We were all at breakfast that Sunday morning, except my aunt, who was already entrenched in the bathroom, when a telegram came for one of the boarders. He must return to St. Louis at once — a dying uncle or some such. He hurriedly packed his things, and as a parting gesture to my father, whom he liked, he left behind a number of books. My father was very pleased. He was not a great reader himself, but he had received so few gifts in his life that I think it was the idea of being given something that gave him a feeling of possession for those books and marked them as some sort of symbol for him.
In the afternoon my father went downtown to put a “room to let” advertisement in the papers, and when he returned, went directly to the late boarder’s room to collect his books. They were gone.
Aunt Kate had taken them and blithely given them to a neighbor upstairs. At first he couldn’t believe it — then he demanded that she go upstairs and get the books back. She merely laughed at the very suggestion of doing such a thing. One did not ask for a gift to be returned. The fact that they were not hers to give she blandly passed by — and then herself produced the straw that finally broke the camel’s back. “Just some old socialist stuff by Eugene Debs,” she scoffed. “Lucky to have it out of the house.”
It was unfair and unkind, and it was the last time she ever baited my father. All the accumulated years of rage and frustration came out in a great burst of violence. It was frightening to see the reservoir of hate in this mild little man spill over. Frightening and astonishing, both. I had hardly been aware of my father before. But Debs was his hero, and somehow his name was the touchstone that set off all the indignities and failures of my father’s own life. I had never seen him like that before, nor have I since that day. He ordered my aunt from the house and stood over her while she packed. For once my mother’s tears availed her nothing, and while I watched horrified, my wonderful Aunt Kate dwindled before my eyes to a frightened old maid, gathering her bits of foolish finery together and dropping her beloved programs from trembling hands all over the floor. It was a terrible scene and I’m not sure that I have ever forgiven my father for it, right though he was. She left the house that day and never returned, and for many years I was not allowed to see her.
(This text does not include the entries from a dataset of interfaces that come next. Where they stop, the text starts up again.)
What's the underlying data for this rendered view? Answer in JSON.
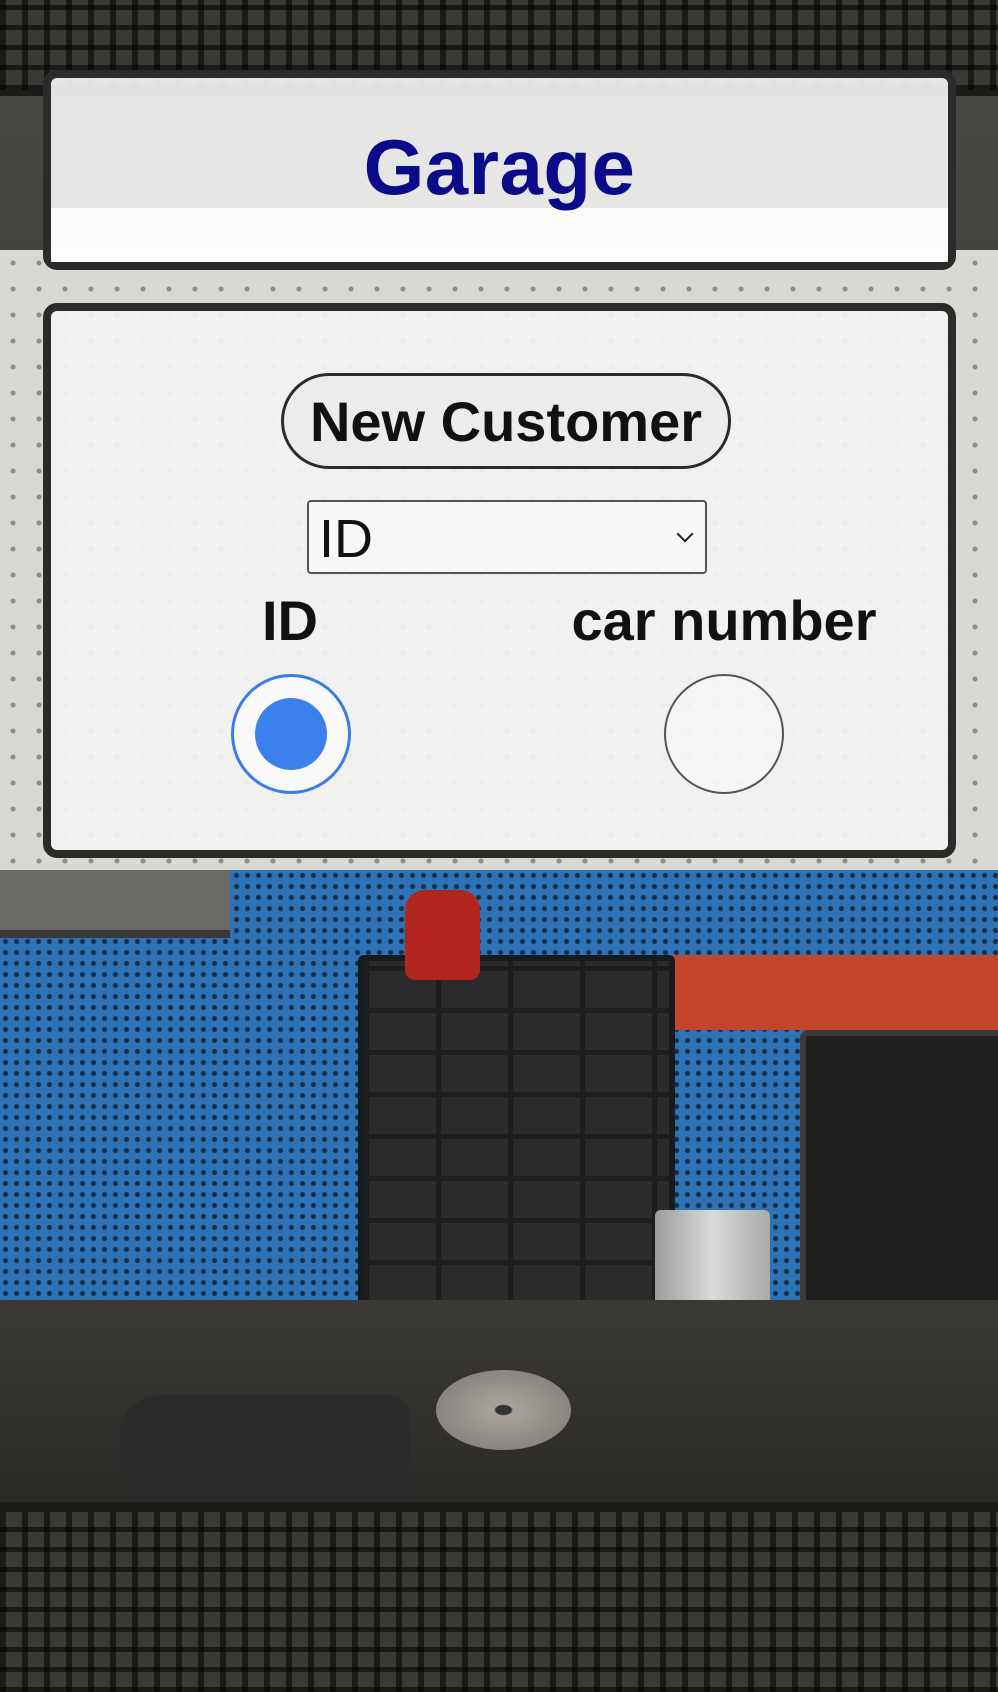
{
  "app": {
    "title": "Garage"
  },
  "form": {
    "new_customer_label": "New Customer",
    "search_by_select": {
      "selected": "ID",
      "options": [
        "ID"
      ]
    },
    "radios": [
      {
        "label": "ID",
        "checked": true
      },
      {
        "label": "car number",
        "checked": false
      }
    ]
  },
  "colors": {
    "title": "#0b0b8a",
    "radio_accent": "#3b80ec",
    "panel_border": "#2b2b2b"
  }
}
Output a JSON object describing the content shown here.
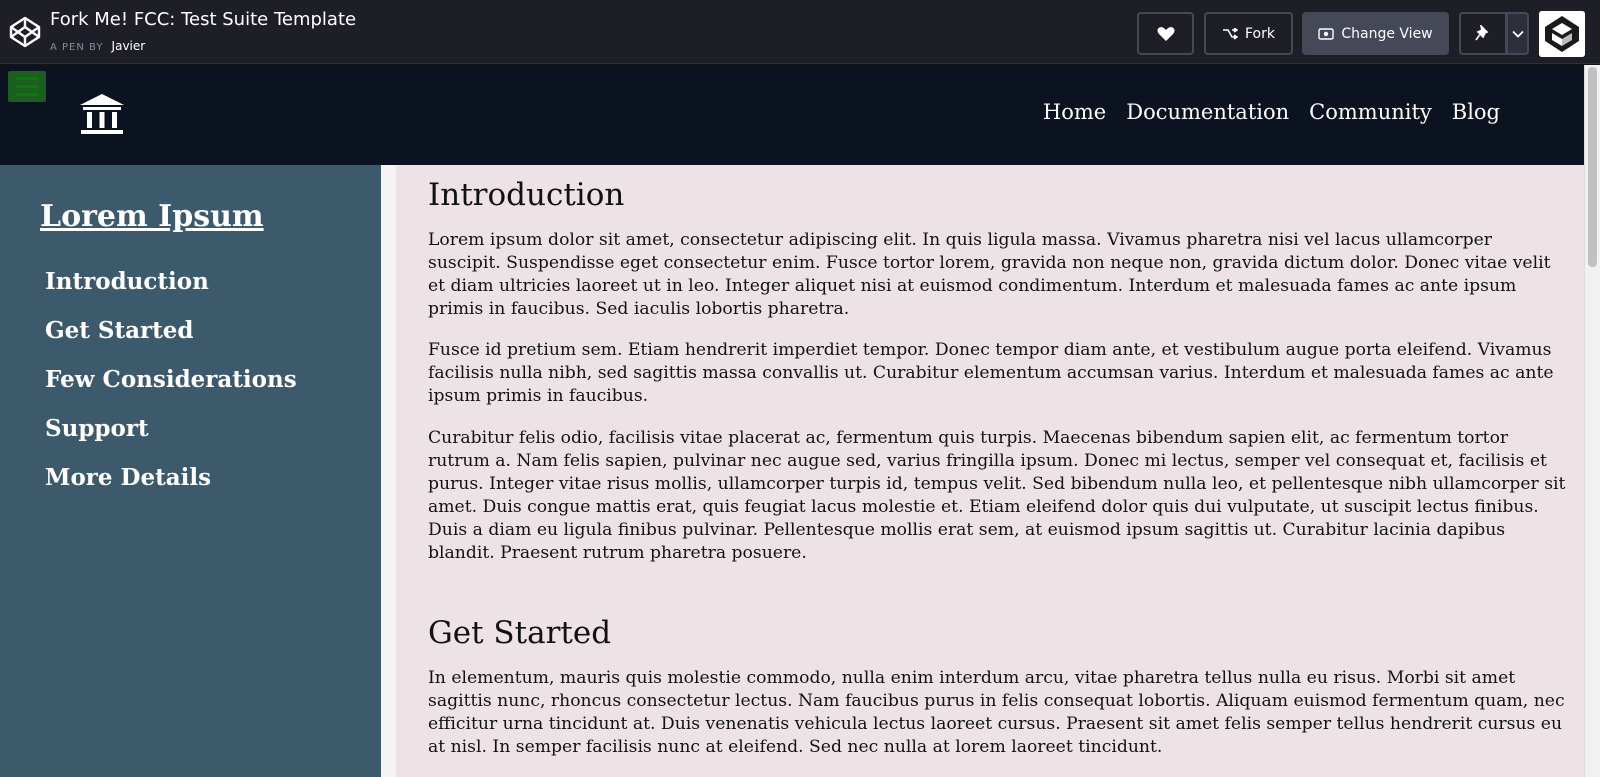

It is difficult to recapture now the full impact that quarrel had upon me. A child’s world is made up of the immediate and the absolute. He does not look past today or tomorrow — the tragedy of the moment is an all-enveloping one, and in a very real sense my aunt’s leave-taking represented both a tragedy and a crisis in my life. It marked an end and a beginning. All through those early years I had had no real relationship with either my father or my mother. The two dominant figures in my life had been first my grandfather and then my aunt. I had literally been taken over — alienated, if you will, from my parents at the very beginning. We faced a dilemma now, my parents and I, that was not easy to resolve nor am I sure that we ever did resolve it. For the first time in my life I was entirely theirs — and we were strangers to each other, almost as though I had been kept in some foreign country and had just returned to them.
— Moss Hart, in his book Act One: An Autobiography